It will strike at the very core of you and tell you that you are alone in what you are facing. That if you are courageous enough to reach out for help and support that you will be rejected and judged, looked at and treated differently. That in the very act of asking for help you are somehow weak and pathetic, unable to ‘fix’ whatever has ‘gone wrong’, whatever it was that you must have done to end up in this place of suffering. That the God in whom you put your trust has turned his face away from you, unable to even look at you and unwilling to rescue you.

It will target your confidence, your self worth and identity. It will tell you that you are failing as a wife/husband, mother/father, daughter/son, sister/brother, teacher/friend/human being. It will tell you that you have failed and let down those you are supposed to love the most.

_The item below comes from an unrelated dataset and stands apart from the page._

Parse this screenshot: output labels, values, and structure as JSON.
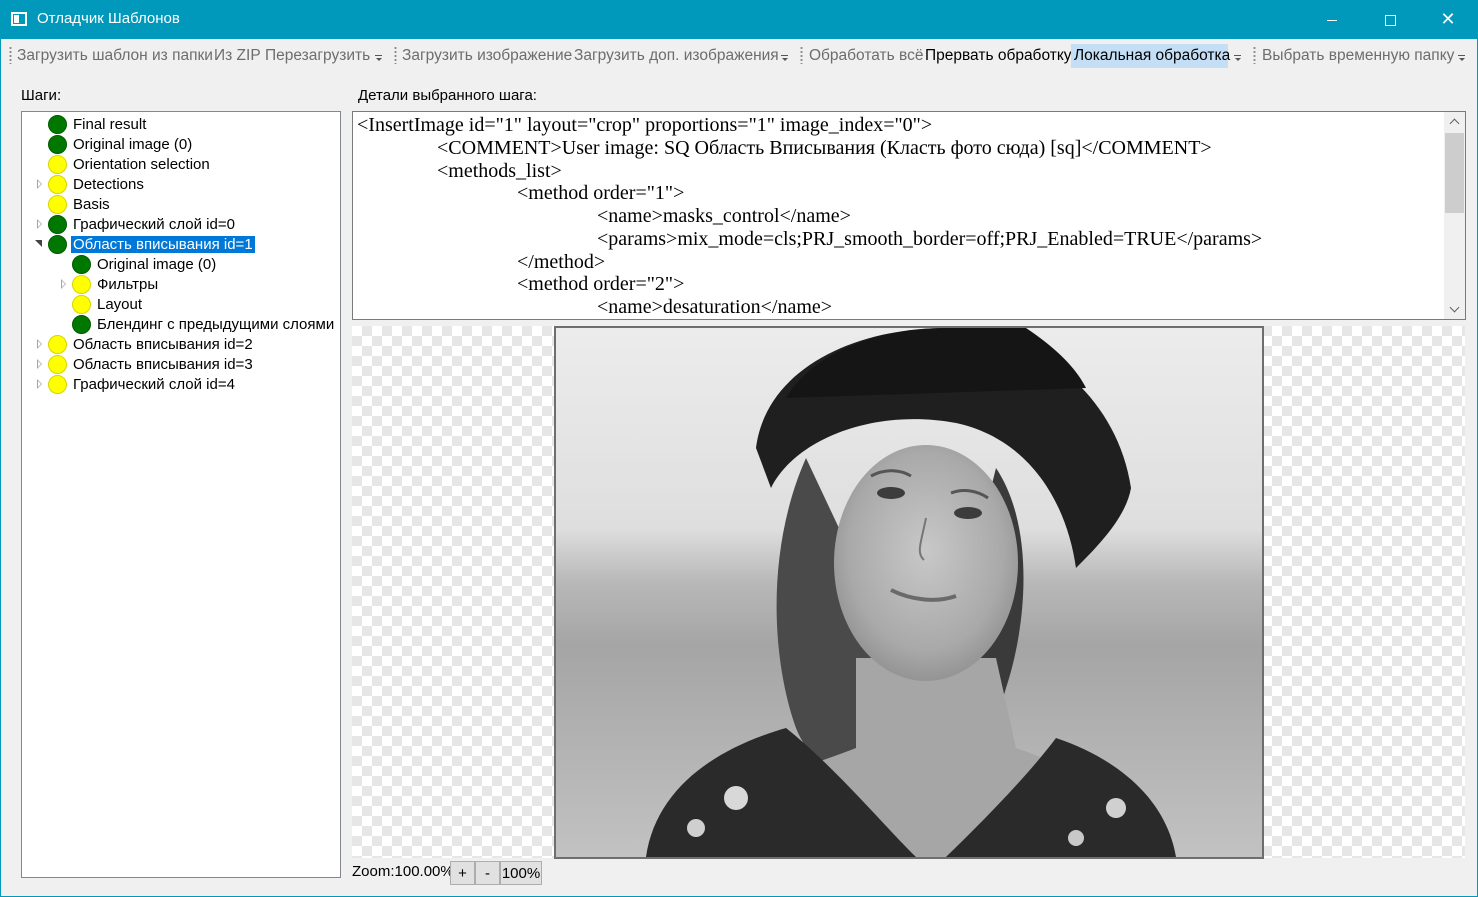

It will be ruthless and unrelenting in its pushing, poking and prodding until you feel you have nothing left, until you feel completely broken, and that you truly are all of those things it says about you.

But here is the truth. What we believe to be true and what is actually true is not always that same and what we feel cannot always be trusted as being truth. Just because I believe something about myself or my situation does not make it truth!

When our mental health is not in a good way we may believe we are better off alone, shutting ourselves away, not burdening others with our problems but that is not how we would expect someone else who was struggling to behave. We encourage others to reach out and talk to people, to seek help where needed but we rarely take that onboard for ourselves, yet the Bible says

How would I want to be treated by those around me when I am struggling, what would I want them to do with and for me? Why is it so much easier to be the helper and supporter than it is to be the one receiving those things?

I was reminded this afternoon of the Footprints poem, about how when life is going well we can clearly see God walking with us, it’s easier to live in his blessing and trust in the promises for our lives and yet when we face trials, struggles and darkness we can often wonder where God is in that. Why are certain things being ‘allowed’ to happen and what will God do through it all. Will we even come out of the other side.

When I am finding things difficult and hard I cling on to the truth that God is in it, that I can trust him and he will never, NEVER abandon me. I may feel alone but that does not make it true.

So whatever you are facing, you are not alone in it. God is guiding and carrying you. He is and has placed people in your life ready to listen to your heartache and offer comfort simply through their presence not necessarily by offering solutions but by offering of themselves.

What a wonderful gift we can be onto others and can also receive for ourselves.